__ASSIGNED TASK__. Please copy every line of the data in which the string "form" appears.

=-=-=-=-=

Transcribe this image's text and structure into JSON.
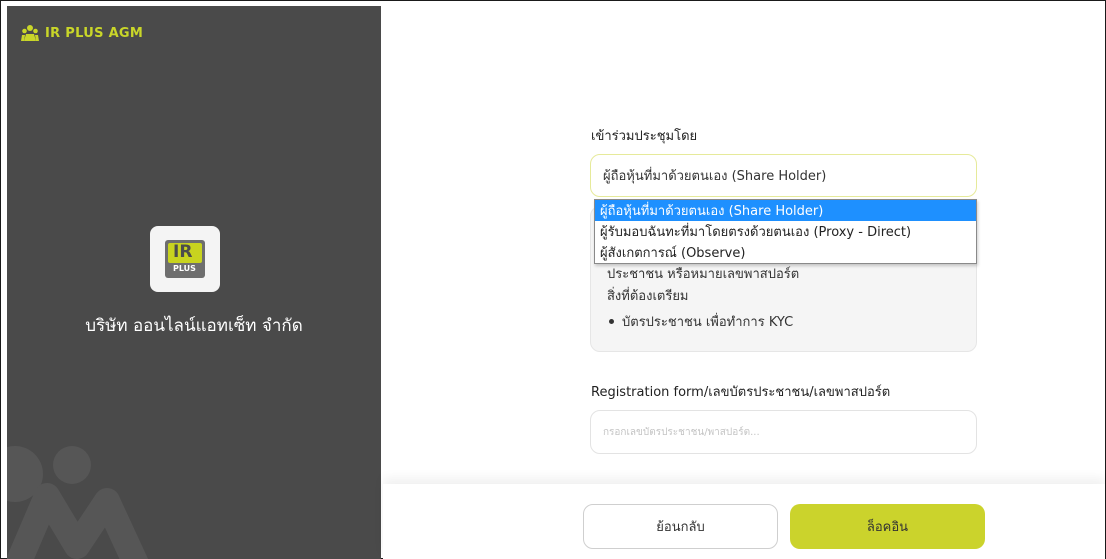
{
  "brand": {
    "app_name": "IR PLUS AGM",
    "company_logo_text": "IR",
    "company_logo_subtext": "PLUS",
    "company_name": "บริษัท ออนไลน์แอทเซ็ท จำกัด"
  },
  "form": {
    "attend_label": "เข้าร่วมประชุมโดย",
    "attend_selected": "ผู้ถือหุ้นที่มาด้วยตนเอง (Share Holder)",
    "attend_options": [
      "ผู้ถือหุ้นที่มาด้วยตนเอง (Share Holder)",
      "ผู้รับมอบฉันทะที่มาโดยตรงด้วยตนเอง (Proxy - Direct)",
      "ผู้สังเกตการณ์ (Observe)"
    ],
    "info_line1": "ประชาชน หรือหมายเลขพาสปอร์ต",
    "info_line2": "สิ่งที่ต้องเตรียม",
    "info_bullet": "บัตรประชาชน เพื่อทำการ KYC",
    "registration_label": "Registration form/เลขบัตรประชาชน/เลขพาสปอร์ต",
    "registration_placeholder": "กรอกเลขบัตรประชาชน/พาสปอร์ต...",
    "registration_value": ""
  },
  "footer": {
    "back_label": "ย้อนกลับ",
    "login_label": "ล็อคอิน"
  },
  "colors": {
    "accent": "#cbd32c",
    "panel": "#4a4a4a",
    "selected_option": "#1e90ff"
  }
}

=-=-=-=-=

__RESPONSE TO THE TASK__.
  "form": {
    "registration_label": "Registration form/เลขบัตรประชาชน/เลขพาสปอร์ต",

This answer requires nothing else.